Task goal => Report every line of the listing below in which the string "jpeg" occurs.

Record excerpts START

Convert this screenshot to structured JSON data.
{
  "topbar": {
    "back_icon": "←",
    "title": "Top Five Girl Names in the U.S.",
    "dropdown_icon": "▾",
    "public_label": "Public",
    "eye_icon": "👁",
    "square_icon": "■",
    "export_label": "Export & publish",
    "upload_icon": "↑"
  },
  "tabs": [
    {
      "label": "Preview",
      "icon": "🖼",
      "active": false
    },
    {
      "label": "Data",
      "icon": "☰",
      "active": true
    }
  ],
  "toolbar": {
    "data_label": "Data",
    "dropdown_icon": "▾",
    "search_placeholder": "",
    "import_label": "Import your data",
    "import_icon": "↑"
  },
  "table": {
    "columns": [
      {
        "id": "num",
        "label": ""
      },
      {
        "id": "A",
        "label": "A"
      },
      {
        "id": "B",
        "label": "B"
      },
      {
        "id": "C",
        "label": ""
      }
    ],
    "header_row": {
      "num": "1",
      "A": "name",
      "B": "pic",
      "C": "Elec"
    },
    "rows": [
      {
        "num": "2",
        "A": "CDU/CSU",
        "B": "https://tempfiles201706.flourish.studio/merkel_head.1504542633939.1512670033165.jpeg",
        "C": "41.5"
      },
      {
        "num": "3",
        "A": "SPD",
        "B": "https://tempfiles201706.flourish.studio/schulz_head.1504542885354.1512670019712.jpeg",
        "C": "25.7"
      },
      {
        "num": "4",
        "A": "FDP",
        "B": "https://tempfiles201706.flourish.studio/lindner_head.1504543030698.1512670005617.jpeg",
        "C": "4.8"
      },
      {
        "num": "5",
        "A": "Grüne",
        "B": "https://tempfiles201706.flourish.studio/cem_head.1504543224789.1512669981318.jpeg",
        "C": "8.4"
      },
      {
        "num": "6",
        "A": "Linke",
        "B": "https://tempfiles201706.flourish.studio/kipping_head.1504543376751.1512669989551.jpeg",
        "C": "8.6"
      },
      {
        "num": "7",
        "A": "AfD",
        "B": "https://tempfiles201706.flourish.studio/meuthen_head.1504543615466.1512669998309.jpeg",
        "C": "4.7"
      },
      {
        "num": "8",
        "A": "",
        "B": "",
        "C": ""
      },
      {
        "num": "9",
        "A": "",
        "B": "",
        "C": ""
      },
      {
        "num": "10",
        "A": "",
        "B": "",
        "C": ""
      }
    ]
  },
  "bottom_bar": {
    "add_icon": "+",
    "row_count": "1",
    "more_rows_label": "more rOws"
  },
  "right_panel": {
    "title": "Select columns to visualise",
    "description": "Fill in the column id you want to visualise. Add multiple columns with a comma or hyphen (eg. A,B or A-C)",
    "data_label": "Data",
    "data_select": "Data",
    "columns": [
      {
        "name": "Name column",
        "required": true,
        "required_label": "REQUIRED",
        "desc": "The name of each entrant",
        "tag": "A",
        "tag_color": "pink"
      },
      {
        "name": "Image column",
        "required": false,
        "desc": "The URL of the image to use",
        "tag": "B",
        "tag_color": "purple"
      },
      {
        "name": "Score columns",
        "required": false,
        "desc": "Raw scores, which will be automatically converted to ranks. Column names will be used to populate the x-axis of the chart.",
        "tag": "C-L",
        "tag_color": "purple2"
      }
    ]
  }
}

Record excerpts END

Response below =>
        "B": "https://tempfiles201706.flourish.studio/merkel_head.1504542633939.1512670033165.jpeg",
        "B": "https://tempfiles201706.flourish.studio/schulz_head.1504542885354.1512670019712.jpeg",
        "B": "https://tempfiles201706.flourish.studio/lindner_head.1504543030698.1512670005617.jpeg",
        "B": "https://tempfiles201706.flourish.studio/cem_head.1504543224789.1512669981318.jpeg",
        "B": "https://tempfiles201706.flourish.studio/kipping_head.1504543376751.1512669989551.jpeg",
        "B": "https://tempfiles201706.flourish.studio/meuthen_head.1504543615466.1512669998309.jpeg",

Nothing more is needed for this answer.